BY ADELE SAMMARCO
When Hurricane Sandy ripped across the New Jersey coastline, it not only knocked down power lines, trees and destroyed homes, it also churned over the ocean with such intensity and ferocity, that it became a dumping ground for tons of other debris like fiberglass from boats and metal from cars.
Soon after the Superstorm, Governor Chris Christie hired a Florida-based firm to haul away what was left behind, causing a firestorm of controversy over whether Ashbritt was fairly chosen.
Now, according to the state Department of Environmental Protection, AshBritt, Inc. will be in charge of clearing debris from the waters off the southern most portion of the state, including south of the Barnegat Inlet and the Delaware Bay region. This in addition to what Ashbritt has already been removing from the ground.
Additionally, two other debris removal companies have been thrown into the mix.
The DEP says CrowderGulf of Alabama will be responsible for removing debris from the waters off the central part of the state, from the Navesink River in Monmouth County to the southern tip of Island Beach State Park in Ocean County, which includes Barnegat Bay and all its tributaries.

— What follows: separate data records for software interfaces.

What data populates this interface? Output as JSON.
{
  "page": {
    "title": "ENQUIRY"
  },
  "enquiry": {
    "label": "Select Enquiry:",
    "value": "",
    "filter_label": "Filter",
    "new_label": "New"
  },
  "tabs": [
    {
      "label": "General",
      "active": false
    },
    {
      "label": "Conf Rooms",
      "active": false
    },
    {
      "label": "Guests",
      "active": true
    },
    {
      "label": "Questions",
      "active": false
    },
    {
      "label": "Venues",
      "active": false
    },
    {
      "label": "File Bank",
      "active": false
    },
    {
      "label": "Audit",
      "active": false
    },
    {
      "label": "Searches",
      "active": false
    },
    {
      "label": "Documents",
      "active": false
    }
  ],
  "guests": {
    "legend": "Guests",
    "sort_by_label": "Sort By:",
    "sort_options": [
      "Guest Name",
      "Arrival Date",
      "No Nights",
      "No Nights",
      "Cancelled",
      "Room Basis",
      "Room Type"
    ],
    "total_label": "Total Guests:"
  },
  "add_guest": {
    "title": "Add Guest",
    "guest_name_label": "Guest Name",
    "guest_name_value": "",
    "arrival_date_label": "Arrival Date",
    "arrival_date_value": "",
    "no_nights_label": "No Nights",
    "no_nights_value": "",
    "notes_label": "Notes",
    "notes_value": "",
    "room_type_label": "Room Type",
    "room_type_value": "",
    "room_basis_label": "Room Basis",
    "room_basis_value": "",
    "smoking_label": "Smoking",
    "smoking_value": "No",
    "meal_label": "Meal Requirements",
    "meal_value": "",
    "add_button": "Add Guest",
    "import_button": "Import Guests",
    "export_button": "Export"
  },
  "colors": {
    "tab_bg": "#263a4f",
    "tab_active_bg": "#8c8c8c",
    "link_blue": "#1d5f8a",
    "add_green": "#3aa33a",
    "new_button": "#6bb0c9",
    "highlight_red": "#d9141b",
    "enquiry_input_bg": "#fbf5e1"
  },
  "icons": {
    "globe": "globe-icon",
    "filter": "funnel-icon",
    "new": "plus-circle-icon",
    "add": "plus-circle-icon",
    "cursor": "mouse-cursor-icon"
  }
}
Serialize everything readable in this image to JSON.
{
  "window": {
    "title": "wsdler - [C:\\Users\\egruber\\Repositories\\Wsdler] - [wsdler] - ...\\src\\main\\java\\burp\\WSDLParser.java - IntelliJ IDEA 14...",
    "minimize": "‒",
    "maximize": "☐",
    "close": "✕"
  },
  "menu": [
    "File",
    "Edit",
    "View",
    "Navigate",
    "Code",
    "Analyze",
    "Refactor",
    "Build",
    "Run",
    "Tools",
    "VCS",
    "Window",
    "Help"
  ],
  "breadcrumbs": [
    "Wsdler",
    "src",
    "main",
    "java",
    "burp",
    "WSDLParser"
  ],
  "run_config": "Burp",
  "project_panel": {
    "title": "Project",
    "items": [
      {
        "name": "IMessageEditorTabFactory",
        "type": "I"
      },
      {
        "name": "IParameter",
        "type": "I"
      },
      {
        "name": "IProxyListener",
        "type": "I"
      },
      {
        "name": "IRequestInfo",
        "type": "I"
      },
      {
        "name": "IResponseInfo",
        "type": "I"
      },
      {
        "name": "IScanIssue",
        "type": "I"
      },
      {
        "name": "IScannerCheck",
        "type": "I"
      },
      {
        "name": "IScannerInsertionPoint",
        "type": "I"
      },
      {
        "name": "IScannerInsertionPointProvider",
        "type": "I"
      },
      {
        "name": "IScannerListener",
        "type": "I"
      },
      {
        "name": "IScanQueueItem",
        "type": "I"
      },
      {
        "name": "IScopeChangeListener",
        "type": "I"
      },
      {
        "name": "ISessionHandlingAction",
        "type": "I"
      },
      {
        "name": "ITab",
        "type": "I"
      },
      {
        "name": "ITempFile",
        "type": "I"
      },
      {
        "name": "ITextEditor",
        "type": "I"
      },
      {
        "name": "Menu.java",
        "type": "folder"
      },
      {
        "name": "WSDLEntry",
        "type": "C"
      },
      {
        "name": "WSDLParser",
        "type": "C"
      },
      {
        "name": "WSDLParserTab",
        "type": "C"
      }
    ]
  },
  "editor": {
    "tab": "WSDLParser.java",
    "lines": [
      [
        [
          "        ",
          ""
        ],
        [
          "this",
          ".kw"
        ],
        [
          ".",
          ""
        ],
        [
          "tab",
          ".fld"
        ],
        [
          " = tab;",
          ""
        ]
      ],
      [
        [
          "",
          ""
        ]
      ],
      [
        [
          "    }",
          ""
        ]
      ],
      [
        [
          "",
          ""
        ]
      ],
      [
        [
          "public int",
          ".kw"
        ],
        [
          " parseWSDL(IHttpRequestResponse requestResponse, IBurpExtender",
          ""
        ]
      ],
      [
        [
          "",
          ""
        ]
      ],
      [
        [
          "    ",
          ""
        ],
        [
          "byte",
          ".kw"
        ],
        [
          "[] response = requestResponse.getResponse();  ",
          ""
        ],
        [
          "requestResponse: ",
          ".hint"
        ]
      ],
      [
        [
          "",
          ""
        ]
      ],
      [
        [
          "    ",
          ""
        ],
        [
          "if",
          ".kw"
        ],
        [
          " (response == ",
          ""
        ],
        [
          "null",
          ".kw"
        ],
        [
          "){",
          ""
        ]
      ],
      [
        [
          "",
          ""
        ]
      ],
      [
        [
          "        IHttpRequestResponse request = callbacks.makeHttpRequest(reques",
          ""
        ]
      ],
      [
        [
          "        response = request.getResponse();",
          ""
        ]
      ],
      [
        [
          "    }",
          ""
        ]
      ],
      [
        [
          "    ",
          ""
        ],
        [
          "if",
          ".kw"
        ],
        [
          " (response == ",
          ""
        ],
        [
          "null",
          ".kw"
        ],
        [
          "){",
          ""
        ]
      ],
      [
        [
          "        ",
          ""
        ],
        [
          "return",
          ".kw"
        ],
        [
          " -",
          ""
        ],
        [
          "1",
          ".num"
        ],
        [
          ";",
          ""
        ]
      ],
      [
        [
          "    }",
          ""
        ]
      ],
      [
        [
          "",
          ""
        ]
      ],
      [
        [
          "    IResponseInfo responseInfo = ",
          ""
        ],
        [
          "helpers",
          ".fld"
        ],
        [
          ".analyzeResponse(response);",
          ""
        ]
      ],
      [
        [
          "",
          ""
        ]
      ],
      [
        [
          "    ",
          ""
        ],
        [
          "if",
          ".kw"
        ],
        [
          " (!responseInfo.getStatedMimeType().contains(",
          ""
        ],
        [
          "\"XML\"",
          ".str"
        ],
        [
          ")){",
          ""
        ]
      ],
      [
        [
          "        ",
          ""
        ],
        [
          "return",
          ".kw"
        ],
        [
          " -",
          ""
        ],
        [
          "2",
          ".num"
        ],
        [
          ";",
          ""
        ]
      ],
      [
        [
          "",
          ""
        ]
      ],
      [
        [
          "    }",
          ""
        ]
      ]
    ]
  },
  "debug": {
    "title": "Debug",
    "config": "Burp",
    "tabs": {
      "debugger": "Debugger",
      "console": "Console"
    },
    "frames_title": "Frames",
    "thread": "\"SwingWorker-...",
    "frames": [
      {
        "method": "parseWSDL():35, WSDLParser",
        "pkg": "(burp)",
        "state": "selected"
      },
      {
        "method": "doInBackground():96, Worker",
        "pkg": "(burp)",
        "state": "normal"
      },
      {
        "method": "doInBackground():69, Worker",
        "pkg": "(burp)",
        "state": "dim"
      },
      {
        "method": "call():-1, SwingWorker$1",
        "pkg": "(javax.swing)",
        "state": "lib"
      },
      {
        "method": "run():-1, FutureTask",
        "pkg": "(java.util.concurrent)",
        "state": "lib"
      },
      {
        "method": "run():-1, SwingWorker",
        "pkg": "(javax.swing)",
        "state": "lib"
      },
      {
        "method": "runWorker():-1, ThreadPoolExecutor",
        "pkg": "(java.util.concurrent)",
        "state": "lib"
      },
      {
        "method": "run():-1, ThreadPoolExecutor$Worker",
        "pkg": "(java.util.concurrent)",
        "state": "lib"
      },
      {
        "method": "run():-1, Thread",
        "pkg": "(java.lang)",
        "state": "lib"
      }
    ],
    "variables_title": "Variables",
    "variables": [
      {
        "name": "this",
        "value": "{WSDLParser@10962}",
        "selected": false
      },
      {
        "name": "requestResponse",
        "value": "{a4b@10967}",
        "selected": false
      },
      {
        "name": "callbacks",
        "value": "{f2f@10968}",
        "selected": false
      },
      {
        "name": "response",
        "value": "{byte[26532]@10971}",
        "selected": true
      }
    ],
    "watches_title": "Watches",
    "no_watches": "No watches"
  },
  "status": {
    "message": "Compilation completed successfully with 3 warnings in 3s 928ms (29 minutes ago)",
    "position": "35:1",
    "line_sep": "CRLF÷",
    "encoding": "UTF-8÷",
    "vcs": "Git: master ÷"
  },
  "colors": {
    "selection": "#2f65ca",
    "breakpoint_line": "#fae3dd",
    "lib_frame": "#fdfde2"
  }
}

Donjon Marine, with offices in both New York and New Jersey, will be responsible for the northern portion of the state, from the New York border to Raritan Bay.
So far since the storm hit back in late October, state authorities have removed more than 1,000 battered boats, yet remnants of other vessels still remain capsized and floating around, threatening navigation for the upcoming spring boating season.
The area with the worst structural storm damage, according to state officials, has been northern Barnegat Bay near where a 20 foot-deep inlet formed in Mantoloking in the wake of the storm’s fury, flooding the tony seashore town. The report cited as many as 58 buildings and eight cars were washed away into the bay.
The DEP report points out "considerable sunken vessels and concentrations of other debris such as trees, docks, furniture, and light outdoor structures in waterways", all of which are considered hazardous and must be removed immediately.
In Brick Township, nearly two dozen boats still remain in what’s been described as a “virtual marine graveyard”. A former supermarket parking lot off Route 70 has been turned into a DEP debris removal site since the storm where crews are working overtime to clear the damage.
SONAR is being used to detect debris embedded at the bottom of Barnegat Bay and its tributaries, including the Manasquan River. After the debris is hauled onto barges and trucks for removal, officials say channels will be dredged to remove all the excess sand that was brought into the waterways.
The DEP says its goal is to ensure that lesser impacted waterways can be open as much as possible for recreational use by this summer.